=== Records for this exercise ===

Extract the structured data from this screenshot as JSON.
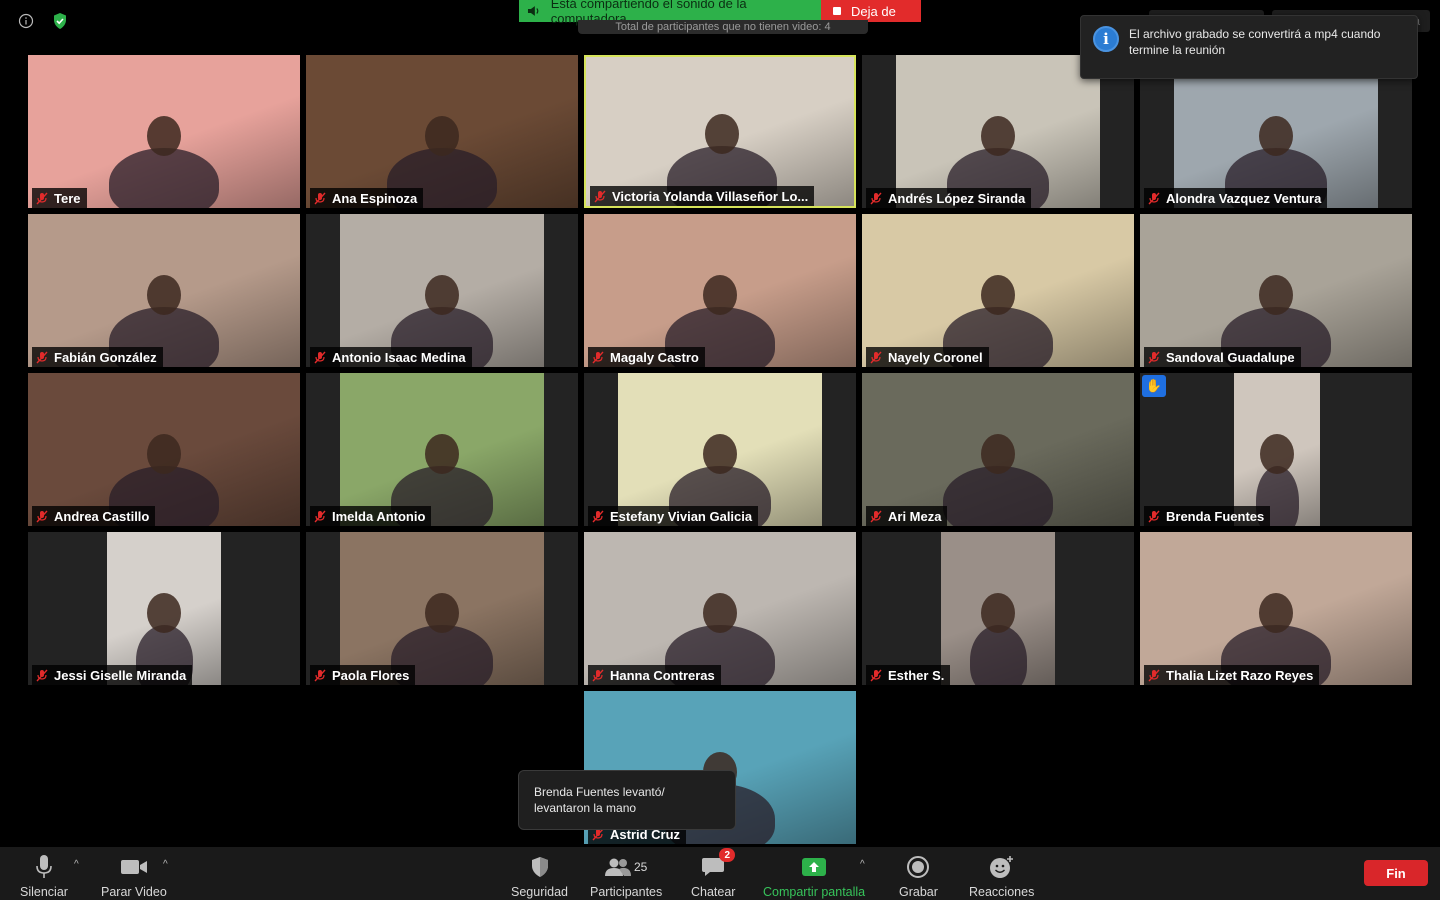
{
  "banner": {
    "sharing_text": "Está compartiendo el sonido de la computadora",
    "stop_label": "Deja de",
    "participants_ribbon": "Total de participantes que no tienen video: 4"
  },
  "top_right": {
    "speaker_view": "Vista del hablante",
    "exit_fullscreen": "Salir de pantalla completa"
  },
  "toast": {
    "message": "El archivo grabado se convertirá a mp4 cuando termine la reunión"
  },
  "hand_notification": {
    "message": "Brenda Fuentes levantó/ levantaron la mano"
  },
  "participants": [
    {
      "name": "Tere",
      "bg": "#e7a29b",
      "active": false,
      "hand": false
    },
    {
      "name": "Ana Espinoza",
      "bg": "#6b4a35",
      "active": false,
      "hand": false
    },
    {
      "name": "Victoria Yolanda Villaseñor Lo...",
      "bg": "#d7cfc4",
      "active": true,
      "hand": false
    },
    {
      "name": "Andrés López Siranda",
      "bg": "#c9c4b8",
      "active": false,
      "hand": false
    },
    {
      "name": "Alondra Vazquez Ventura",
      "bg": "#9ea7ae",
      "active": false,
      "hand": false
    },
    {
      "name": "Fabián González",
      "bg": "#b59a8a",
      "active": false,
      "hand": false
    },
    {
      "name": "Antonio Isaac Medina",
      "bg": "#b4ada5",
      "active": false,
      "hand": false
    },
    {
      "name": "Magaly Castro",
      "bg": "#c79d8a",
      "active": false,
      "hand": false
    },
    {
      "name": "Nayely Coronel",
      "bg": "#d8c9a5",
      "active": false,
      "hand": false
    },
    {
      "name": "Sandoval Guadalupe",
      "bg": "#a9a398",
      "active": false,
      "hand": false
    },
    {
      "name": "Andrea Castillo",
      "bg": "#6a4a3c",
      "active": false,
      "hand": false
    },
    {
      "name": "Imelda Antonio",
      "bg": "#8aa768",
      "active": false,
      "hand": false
    },
    {
      "name": "Estefany Vivian Galicia",
      "bg": "#e3dfb8",
      "active": false,
      "hand": false
    },
    {
      "name": "Ari Meza",
      "bg": "#6a6a5c",
      "active": false,
      "hand": false
    },
    {
      "name": "Brenda Fuentes",
      "bg": "#cfc6bd",
      "active": false,
      "hand": true
    },
    {
      "name": "Jessi Giselle Miranda",
      "bg": "#d5d0cb",
      "active": false,
      "hand": false
    },
    {
      "name": "Paola Flores",
      "bg": "#8b7462",
      "active": false,
      "hand": false
    },
    {
      "name": "Hanna Contreras",
      "bg": "#bdb7b1",
      "active": false,
      "hand": false
    },
    {
      "name": "Esther S.",
      "bg": "#9a8f88",
      "active": false,
      "hand": false
    },
    {
      "name": "Thalia Lizet Razo Reyes",
      "bg": "#c1a898",
      "active": false,
      "hand": false
    },
    {
      "name": "Astrid Cruz",
      "bg": "#58a3b8",
      "active": false,
      "hand": false
    }
  ],
  "toolbar": {
    "mute": "Silenciar",
    "stop_video": "Parar Video",
    "security": "Seguridad",
    "participants": "Participantes",
    "participants_count": "25",
    "chat": "Chatear",
    "chat_badge": "2",
    "share_screen": "Compartir pantalla",
    "record": "Grabar",
    "reactions": "Reacciones",
    "end": "Fin"
  },
  "colors": {
    "share_green": "#2db14a",
    "stop_red": "#e22b2b",
    "active_speaker": "#d6e35a",
    "end_button": "#d9262a",
    "hand_blue": "#1f6fe0"
  }
}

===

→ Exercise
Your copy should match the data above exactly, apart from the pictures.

→ The answer
Extract the structured data from this screenshot as JSON.
{
  "banner": {
    "sharing_text": "Está compartiendo el sonido de la computadora",
    "stop_label": "Deja de",
    "participants_ribbon": "Total de participantes que no tienen video: 4"
  },
  "top_right": {
    "speaker_view": "Vista del hablante",
    "exit_fullscreen": "Salir de pantalla completa"
  },
  "toast": {
    "message": "El archivo grabado se convertirá a mp4 cuando termine la reunión"
  },
  "hand_notification": {
    "message": "Brenda Fuentes levantó/ levantaron la mano"
  },
  "participants": [
    {
      "name": "Tere",
      "bg": "#e7a29b",
      "active": false,
      "hand": false
    },
    {
      "name": "Ana Espinoza",
      "bg": "#6b4a35",
      "active": false,
      "hand": false
    },
    {
      "name": "Victoria Yolanda Villaseñor Lo...",
      "bg": "#d7cfc4",
      "active": true,
      "hand": false
    },
    {
      "name": "Andrés López Siranda",
      "bg": "#c9c4b8",
      "active": false,
      "hand": false
    },
    {
      "name": "Alondra Vazquez Ventura",
      "bg": "#9ea7ae",
      "active": false,
      "hand": false
    },
    {
      "name": "Fabián González",
      "bg": "#b59a8a",
      "active": false,
      "hand": false
    },
    {
      "name": "Antonio Isaac Medina",
      "bg": "#b4ada5",
      "active": false,
      "hand": false
    },
    {
      "name": "Magaly Castro",
      "bg": "#c79d8a",
      "active": false,
      "hand": false
    },
    {
      "name": "Nayely Coronel",
      "bg": "#d8c9a5",
      "active": false,
      "hand": false
    },
    {
      "name": "Sandoval Guadalupe",
      "bg": "#a9a398",
      "active": false,
      "hand": false
    },
    {
      "name": "Andrea Castillo",
      "bg": "#6a4a3c",
      "active": false,
      "hand": false
    },
    {
      "name": "Imelda Antonio",
      "bg": "#8aa768",
      "active": false,
      "hand": false
    },
    {
      "name": "Estefany Vivian Galicia",
      "bg": "#e3dfb8",
      "active": false,
      "hand": false
    },
    {
      "name": "Ari Meza",
      "bg": "#6a6a5c",
      "active": false,
      "hand": false
    },
    {
      "name": "Brenda Fuentes",
      "bg": "#cfc6bd",
      "active": false,
      "hand": true
    },
    {
      "name": "Jessi Giselle Miranda",
      "bg": "#d5d0cb",
      "active": false,
      "hand": false
    },
    {
      "name": "Paola Flores",
      "bg": "#8b7462",
      "active": false,
      "hand": false
    },
    {
      "name": "Hanna Contreras",
      "bg": "#bdb7b1",
      "active": false,
      "hand": false
    },
    {
      "name": "Esther S.",
      "bg": "#9a8f88",
      "active": false,
      "hand": false
    },
    {
      "name": "Thalia Lizet Razo Reyes",
      "bg": "#c1a898",
      "active": false,
      "hand": false
    },
    {
      "name": "Astrid Cruz",
      "bg": "#58a3b8",
      "active": false,
      "hand": false
    }
  ],
  "toolbar": {
    "mute": "Silenciar",
    "stop_video": "Parar Video",
    "security": "Seguridad",
    "participants": "Participantes",
    "participants_count": "25",
    "chat": "Chatear",
    "chat_badge": "2",
    "share_screen": "Compartir pantalla",
    "record": "Grabar",
    "reactions": "Reacciones",
    "end": "Fin"
  },
  "colors": {
    "share_green": "#2db14a",
    "stop_red": "#e22b2b",
    "active_speaker": "#d6e35a",
    "end_button": "#d9262a",
    "hand_blue": "#1f6fe0"
  }
}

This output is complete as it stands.